◆ YOUR OBJECTIVE
Using the data below, return every line that holds the word "label".

---+---

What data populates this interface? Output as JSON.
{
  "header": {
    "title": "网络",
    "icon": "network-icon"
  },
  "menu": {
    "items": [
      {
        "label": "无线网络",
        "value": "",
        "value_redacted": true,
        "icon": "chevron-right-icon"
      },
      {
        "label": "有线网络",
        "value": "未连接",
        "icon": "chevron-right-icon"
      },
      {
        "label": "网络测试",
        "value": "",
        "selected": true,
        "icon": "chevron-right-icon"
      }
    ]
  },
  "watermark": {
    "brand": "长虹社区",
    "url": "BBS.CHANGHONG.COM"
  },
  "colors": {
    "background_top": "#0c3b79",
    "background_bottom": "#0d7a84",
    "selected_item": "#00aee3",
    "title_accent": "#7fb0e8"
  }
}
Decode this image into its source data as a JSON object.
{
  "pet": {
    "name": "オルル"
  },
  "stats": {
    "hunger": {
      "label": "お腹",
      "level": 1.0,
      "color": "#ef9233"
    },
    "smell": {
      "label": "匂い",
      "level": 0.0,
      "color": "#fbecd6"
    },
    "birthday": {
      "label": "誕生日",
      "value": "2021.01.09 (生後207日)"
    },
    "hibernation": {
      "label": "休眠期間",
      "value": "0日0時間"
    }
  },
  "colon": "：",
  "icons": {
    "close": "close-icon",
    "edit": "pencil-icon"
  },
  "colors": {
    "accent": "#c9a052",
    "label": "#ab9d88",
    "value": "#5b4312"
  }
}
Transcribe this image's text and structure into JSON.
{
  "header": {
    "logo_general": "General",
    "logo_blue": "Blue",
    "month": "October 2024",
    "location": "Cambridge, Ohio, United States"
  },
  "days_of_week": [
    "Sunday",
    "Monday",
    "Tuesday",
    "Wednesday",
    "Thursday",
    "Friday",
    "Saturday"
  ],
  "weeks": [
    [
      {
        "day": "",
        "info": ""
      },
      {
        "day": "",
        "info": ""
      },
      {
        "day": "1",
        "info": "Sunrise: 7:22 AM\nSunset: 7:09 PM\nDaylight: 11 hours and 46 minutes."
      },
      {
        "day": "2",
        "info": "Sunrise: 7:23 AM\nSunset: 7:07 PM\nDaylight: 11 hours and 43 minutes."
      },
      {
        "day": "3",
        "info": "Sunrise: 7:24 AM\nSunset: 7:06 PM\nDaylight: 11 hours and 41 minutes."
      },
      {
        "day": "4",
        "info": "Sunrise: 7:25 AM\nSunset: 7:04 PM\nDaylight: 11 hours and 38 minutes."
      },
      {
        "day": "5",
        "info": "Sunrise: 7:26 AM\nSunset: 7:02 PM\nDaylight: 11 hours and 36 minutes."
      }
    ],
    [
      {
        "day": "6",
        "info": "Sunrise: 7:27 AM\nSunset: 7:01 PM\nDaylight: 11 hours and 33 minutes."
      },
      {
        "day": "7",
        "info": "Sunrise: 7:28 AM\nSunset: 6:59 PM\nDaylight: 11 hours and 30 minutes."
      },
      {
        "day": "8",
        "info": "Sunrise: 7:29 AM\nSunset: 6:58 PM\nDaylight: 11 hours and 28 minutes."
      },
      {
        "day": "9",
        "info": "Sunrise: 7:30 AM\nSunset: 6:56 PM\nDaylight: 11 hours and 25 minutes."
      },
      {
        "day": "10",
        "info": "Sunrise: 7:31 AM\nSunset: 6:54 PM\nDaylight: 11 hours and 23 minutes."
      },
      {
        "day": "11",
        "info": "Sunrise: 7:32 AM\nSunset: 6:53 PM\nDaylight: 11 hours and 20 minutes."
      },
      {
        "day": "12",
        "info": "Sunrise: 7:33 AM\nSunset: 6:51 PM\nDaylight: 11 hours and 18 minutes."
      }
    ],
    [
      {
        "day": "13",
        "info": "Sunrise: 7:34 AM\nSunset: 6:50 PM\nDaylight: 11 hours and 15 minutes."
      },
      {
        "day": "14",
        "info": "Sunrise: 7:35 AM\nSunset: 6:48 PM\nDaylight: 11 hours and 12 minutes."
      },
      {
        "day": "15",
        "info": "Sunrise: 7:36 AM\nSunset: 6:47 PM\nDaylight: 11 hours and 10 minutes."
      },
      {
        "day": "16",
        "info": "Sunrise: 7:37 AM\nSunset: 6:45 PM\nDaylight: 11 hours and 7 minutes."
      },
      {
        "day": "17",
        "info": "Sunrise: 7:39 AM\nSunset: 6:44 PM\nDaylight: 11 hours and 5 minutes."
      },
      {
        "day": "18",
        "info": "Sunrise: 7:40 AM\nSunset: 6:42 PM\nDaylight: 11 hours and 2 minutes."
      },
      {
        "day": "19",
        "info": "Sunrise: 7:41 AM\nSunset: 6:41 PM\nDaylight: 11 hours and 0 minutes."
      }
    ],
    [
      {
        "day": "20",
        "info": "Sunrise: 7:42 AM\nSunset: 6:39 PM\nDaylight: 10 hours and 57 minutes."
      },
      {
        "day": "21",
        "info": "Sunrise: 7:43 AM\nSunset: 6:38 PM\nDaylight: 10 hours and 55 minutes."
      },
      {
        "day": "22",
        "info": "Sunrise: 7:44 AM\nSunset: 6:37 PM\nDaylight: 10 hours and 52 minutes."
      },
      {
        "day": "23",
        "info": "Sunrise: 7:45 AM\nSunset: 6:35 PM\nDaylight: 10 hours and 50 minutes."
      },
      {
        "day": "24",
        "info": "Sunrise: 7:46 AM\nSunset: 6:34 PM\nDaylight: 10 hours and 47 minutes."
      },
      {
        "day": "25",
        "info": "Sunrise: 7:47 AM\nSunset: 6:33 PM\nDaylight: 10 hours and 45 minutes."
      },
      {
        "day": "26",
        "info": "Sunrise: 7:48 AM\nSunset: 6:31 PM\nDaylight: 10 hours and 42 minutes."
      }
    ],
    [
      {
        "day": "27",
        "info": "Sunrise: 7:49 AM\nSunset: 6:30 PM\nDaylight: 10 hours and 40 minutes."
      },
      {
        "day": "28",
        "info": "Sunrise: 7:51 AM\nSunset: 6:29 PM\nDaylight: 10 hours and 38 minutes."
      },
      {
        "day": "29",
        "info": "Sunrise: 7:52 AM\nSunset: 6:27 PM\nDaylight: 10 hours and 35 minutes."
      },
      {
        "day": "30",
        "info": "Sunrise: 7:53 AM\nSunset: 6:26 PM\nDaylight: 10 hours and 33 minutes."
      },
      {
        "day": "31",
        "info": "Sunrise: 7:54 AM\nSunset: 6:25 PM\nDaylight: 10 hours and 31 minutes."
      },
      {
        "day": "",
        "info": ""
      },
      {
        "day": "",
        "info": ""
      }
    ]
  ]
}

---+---

◆ OUTPUT FOR THIS EXERCISE
        "label": "无线网络",
        "label": "有线网络",
        "label": "网络测试",
      "label": "お腹",
      "label": "匂い",
      "label": "誕生日",
      "label": "休眠期間",
    "label": "#ab9d88",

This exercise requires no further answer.